I applied for the programme to further my knowledge of the sheep sector and gain the opportunity to speak to other like minded people in our industry. There are a lot of challenges coming our way in farming and I believe the more knowledge you can gain from others and the way they run their farms/ businesses, the better. The programme provides a great opportunity to do this and to speak to other young people in the industry, sharing advice with each other.

I believe it is a very important time for the sheep sector to work together to fly the flag for sheep farming and support each other.

Do you have a favourite breed? If so, why?

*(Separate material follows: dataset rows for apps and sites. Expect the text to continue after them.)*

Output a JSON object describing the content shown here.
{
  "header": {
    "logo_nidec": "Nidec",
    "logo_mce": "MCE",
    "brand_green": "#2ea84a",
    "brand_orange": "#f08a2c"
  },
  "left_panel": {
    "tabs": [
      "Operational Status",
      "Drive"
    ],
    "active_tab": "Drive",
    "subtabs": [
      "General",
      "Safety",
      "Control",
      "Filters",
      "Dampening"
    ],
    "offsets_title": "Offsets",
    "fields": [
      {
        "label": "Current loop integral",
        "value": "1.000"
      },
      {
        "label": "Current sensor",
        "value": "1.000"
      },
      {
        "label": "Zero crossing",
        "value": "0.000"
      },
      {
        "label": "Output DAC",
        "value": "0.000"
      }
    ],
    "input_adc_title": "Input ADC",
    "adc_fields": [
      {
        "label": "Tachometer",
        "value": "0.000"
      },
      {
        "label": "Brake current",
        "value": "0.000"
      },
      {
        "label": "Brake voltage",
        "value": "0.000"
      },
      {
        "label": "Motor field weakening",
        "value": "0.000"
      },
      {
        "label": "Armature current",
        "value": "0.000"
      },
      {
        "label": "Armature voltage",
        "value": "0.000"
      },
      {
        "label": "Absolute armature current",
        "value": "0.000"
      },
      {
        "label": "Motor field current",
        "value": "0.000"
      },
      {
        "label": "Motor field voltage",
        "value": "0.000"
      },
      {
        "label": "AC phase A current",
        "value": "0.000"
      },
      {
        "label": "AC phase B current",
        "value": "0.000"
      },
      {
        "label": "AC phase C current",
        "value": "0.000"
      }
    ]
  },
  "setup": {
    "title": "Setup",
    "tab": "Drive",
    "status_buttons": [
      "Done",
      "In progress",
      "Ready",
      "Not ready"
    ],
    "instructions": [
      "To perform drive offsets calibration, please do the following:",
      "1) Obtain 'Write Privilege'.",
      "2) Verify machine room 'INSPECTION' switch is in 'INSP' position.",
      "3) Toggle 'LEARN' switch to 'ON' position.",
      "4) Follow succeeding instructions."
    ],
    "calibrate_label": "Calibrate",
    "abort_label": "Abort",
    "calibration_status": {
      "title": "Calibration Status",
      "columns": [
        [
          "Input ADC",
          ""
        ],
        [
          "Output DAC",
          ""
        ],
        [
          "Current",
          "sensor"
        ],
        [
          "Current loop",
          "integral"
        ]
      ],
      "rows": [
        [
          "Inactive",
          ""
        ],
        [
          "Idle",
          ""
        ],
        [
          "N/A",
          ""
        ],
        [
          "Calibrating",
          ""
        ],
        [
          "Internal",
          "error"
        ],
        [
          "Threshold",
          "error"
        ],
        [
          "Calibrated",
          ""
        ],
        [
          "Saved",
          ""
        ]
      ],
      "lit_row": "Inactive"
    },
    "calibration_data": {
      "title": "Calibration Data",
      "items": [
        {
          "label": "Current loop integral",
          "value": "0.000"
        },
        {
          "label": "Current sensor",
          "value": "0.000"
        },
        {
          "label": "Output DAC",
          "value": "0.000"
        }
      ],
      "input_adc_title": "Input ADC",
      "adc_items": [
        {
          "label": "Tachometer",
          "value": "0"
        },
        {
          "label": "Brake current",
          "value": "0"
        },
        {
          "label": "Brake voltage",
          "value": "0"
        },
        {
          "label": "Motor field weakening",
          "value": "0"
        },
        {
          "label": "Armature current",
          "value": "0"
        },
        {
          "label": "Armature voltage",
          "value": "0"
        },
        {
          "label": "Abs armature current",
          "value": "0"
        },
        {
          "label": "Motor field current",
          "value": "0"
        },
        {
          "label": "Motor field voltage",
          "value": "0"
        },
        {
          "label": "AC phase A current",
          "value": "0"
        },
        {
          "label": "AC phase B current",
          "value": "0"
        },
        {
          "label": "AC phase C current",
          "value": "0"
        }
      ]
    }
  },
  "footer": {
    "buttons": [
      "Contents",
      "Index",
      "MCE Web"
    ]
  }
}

I would say my favourite breed is the Cheviot. On our farm we have moved away from other breeds in the last 5 years and concentrated more on Cheviots, breeding our own replacement Cheviot mules. We find they are good strong ewes producing strong lambs and work well in our system on the farm.

What gets you up in the morning?

I trust if you enjoy your work getting up on a morning isn’t so bad! I’ve always loved the farm and being outdoors.  I’ve helped on the farm for as long as I can remember as a child. Farming’s definitely in my blood, every day is different with a different challenge!

What do you love about British wool?

I think British wool is a fantastic natural product which is often undervalued and has so many uses!  I would like to look into doing more with our sheep wool direct off farm in the future.

Are there any particular challenges of being a woman in your industry?

I believe there are definitely more and more women at the forefront in farming. I’ve never particularly had any problems with being a female in farming. My grandad and my dad have always encouraged me to work on the farm. I think I am quite lucky in that respect – my family have always been supportive. Everyone I’ve worked for and farms I’ve worked on have been absolutely on board with women in agriculture. So, for me, I haven’t really come across any issues being a woman in farming. I think it is a changing and adaptive industry and there are more women showing that they can play a key role. I think that it is more to do with your personality and your passion for farming, than your gender.

If you could give one piece of advice to women starting out in this industry, what would it be? 

If you’re determined enough, you can do it! Farming is a lifestyle choice rather than a job; you certainly have to be committed.  I think it’s a good idea to gain knowledge from different farms, work and talk with lots of people. I went out to New Zealand and gained so much experience from the different methods/set ups they use, which I could then bring ideas back home. There will always be plenty to learn in farming, gain as much experience as you can to expand your knowledge.

If you’re passionate about it, go for it!